▶ [EXERCISE AIM]: Repeat all the data that appears below, keeping it exact.

▶ [DATA UNDER STUDY]:
* * *
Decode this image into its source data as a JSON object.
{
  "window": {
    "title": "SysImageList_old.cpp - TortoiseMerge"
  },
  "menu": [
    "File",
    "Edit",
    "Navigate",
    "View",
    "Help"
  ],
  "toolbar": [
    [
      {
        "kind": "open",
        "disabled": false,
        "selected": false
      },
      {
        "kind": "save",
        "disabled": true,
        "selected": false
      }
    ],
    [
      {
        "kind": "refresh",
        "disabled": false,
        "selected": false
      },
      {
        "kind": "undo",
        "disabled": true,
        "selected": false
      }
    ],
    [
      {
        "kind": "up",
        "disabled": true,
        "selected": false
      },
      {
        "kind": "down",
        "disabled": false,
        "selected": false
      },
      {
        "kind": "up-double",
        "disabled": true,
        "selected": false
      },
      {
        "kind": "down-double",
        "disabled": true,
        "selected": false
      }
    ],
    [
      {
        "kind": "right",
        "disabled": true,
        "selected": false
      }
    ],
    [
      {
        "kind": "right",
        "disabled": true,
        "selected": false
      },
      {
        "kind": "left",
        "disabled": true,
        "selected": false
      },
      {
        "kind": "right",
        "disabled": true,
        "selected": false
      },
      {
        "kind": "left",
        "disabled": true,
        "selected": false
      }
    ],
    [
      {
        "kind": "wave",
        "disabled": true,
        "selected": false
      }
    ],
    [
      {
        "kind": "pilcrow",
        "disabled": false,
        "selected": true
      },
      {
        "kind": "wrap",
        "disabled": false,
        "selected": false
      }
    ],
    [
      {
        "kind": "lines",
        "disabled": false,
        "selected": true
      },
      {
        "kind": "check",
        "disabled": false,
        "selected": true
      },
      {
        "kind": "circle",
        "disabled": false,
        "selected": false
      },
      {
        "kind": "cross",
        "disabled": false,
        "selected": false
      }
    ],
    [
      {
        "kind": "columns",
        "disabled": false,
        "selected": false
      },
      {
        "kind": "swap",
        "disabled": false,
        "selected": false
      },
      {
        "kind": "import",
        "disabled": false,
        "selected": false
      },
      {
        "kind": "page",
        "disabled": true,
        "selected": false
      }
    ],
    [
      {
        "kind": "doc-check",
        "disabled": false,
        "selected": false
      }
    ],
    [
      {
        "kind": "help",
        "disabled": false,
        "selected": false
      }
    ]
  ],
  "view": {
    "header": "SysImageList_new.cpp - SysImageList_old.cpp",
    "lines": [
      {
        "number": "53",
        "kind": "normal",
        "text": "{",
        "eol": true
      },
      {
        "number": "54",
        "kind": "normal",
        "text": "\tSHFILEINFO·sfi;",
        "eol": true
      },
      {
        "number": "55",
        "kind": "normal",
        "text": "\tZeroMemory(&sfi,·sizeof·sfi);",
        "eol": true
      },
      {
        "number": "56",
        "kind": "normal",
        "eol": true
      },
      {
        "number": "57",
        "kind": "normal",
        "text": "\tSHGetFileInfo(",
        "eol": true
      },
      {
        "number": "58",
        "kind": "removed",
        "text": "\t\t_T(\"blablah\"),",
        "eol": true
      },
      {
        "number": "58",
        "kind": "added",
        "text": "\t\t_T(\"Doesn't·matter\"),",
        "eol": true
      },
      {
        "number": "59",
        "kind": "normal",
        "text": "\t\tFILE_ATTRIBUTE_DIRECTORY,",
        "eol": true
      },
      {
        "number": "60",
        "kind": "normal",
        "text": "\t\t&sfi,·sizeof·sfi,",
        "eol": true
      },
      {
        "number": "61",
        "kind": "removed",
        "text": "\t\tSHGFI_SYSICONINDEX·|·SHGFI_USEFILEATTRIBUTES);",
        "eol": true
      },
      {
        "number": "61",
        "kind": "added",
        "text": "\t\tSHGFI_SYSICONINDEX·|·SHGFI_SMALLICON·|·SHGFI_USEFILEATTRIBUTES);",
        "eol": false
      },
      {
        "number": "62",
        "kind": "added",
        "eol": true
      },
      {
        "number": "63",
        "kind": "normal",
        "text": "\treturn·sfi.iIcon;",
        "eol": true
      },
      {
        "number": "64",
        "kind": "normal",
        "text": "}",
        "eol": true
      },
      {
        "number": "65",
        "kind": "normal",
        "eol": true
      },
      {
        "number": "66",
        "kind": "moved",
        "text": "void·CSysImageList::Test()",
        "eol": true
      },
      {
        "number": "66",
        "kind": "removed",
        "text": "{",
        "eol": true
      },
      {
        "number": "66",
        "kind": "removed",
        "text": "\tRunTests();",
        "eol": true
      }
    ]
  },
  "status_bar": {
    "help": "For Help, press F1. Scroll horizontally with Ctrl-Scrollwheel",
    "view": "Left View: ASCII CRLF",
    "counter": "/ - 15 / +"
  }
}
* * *
▶ [OUTPUT BELOW]:
Decode this image into its source data as a JSON object.
{
  "window": {
    "title": "SysImageList_old.cpp - TortoiseMerge"
  },
  "menu": [
    "File",
    "Edit",
    "Navigate",
    "View",
    "Help"
  ],
  "toolbar": [
    [
      {
        "kind": "open",
        "disabled": false,
        "selected": false
      },
      {
        "kind": "save",
        "disabled": true,
        "selected": false
      }
    ],
    [
      {
        "kind": "refresh",
        "disabled": false,
        "selected": false
      },
      {
        "kind": "undo",
        "disabled": true,
        "selected": false
      }
    ],
    [
      {
        "kind": "up",
        "disabled": true,
        "selected": false
      },
      {
        "kind": "down",
        "disabled": false,
        "selected": false
      },
      {
        "kind": "up-double",
        "disabled": true,
        "selected": false
      },
      {
        "kind": "down-double",
        "disabled": true,
        "selected": false
      }
    ],
    [
      {
        "kind": "right",
        "disabled": true,
        "selected": false
      }
    ],
    [
      {
        "kind": "right",
        "disabled": true,
        "selected": false
      },
      {
        "kind": "left",
        "disabled": true,
        "selected": false
      },
      {
        "kind": "right",
        "disabled": true,
        "selected": false
      },
      {
        "kind": "left",
        "disabled": true,
        "selected": false
      }
    ],
    [
      {
        "kind": "wave",
        "disabled": true,
        "selected": false
      }
    ],
    [
      {
        "kind": "pilcrow",
        "disabled": false,
        "selected": true
      },
      {
        "kind": "wrap",
        "disabled": false,
        "selected": false
      }
    ],
    [
      {
        "kind": "lines",
        "disabled": false,
        "selected": true
      },
      {
        "kind": "check",
        "disabled": false,
        "selected": true
      },
      {
        "kind": "circle",
        "disabled": false,
        "selected": false
      },
      {
        "kind": "cross",
        "disabled": false,
        "selected": false
      }
    ],
    [
      {
        "kind": "columns",
        "disabled": false,
        "selected": false
      },
      {
        "kind": "swap",
        "disabled": false,
        "selected": false
      },
      {
        "kind": "import",
        "disabled": false,
        "selected": false
      },
      {
        "kind": "page",
        "disabled": true,
        "selected": false
      }
    ],
    [
      {
        "kind": "doc-check",
        "disabled": false,
        "selected": false
      }
    ],
    [
      {
        "kind": "help",
        "disabled": false,
        "selected": false
      }
    ]
  ],
  "view": {
    "header": "SysImageList_new.cpp - SysImageList_old.cpp",
    "lines": [
      {
        "number": "53",
        "kind": "normal",
        "text": "{",
        "eol": true
      },
      {
        "number": "54",
        "kind": "normal",
        "text": "\tSHFILEINFO·sfi;",
        "eol": true
      },
      {
        "number": "55",
        "kind": "normal",
        "text": "\tZeroMemory(&sfi,·sizeof·sfi);",
        "eol": true
      },
      {
        "number": "56",
        "kind": "normal",
        "eol": true
      },
      {
        "number": "57",
        "kind": "normal",
        "text": "\tSHGetFileInfo(",
        "eol": true
      },
      {
        "number": "58",
        "kind": "removed",
        "text": "\t\t_T(\"blablah\"),",
        "eol": true
      },
      {
        "number": "58",
        "kind": "added",
        "text": "\t\t_T(\"Doesn't·matter\"),",
        "eol": true
      },
      {
        "number": "59",
        "kind": "normal",
        "text": "\t\tFILE_ATTRIBUTE_DIRECTORY,",
        "eol": true
      },
      {
        "number": "60",
        "kind": "normal",
        "text": "\t\t&sfi,·sizeof·sfi,",
        "eol": true
      },
      {
        "number": "61",
        "kind": "removed",
        "text": "\t\tSHGFI_SYSICONINDEX·|·SHGFI_USEFILEATTRIBUTES);",
        "eol": true
      },
      {
        "number": "61",
        "kind": "added",
        "text": "\t\tSHGFI_SYSICONINDEX·|·SHGFI_SMALLICON·|·SHGFI_USEFILEATTRIBUTES);",
        "eol": false
      },
      {
        "number": "62",
        "kind": "added",
        "eol": true
      },
      {
        "number": "63",
        "kind": "normal",
        "text": "\treturn·sfi.iIcon;",
        "eol": true
      },
      {
        "number": "64",
        "kind": "normal",
        "text": "}",
        "eol": true
      },
      {
        "number": "65",
        "kind": "normal",
        "eol": true
      },
      {
        "number": "66",
        "kind": "moved",
        "text": "void·CSysImageList::Test()",
        "eol": true
      },
      {
        "number": "66",
        "kind": "removed",
        "text": "{",
        "eol": true
      },
      {
        "number": "66",
        "kind": "removed",
        "text": "\tRunTests();",
        "eol": true
      }
    ]
  },
  "status_bar": {
    "help": "For Help, press F1. Scroll horizontally with Ctrl-Scrollwheel",
    "view": "Left View: ASCII CRLF",
    "counter": "/ - 15 / +"
  }
}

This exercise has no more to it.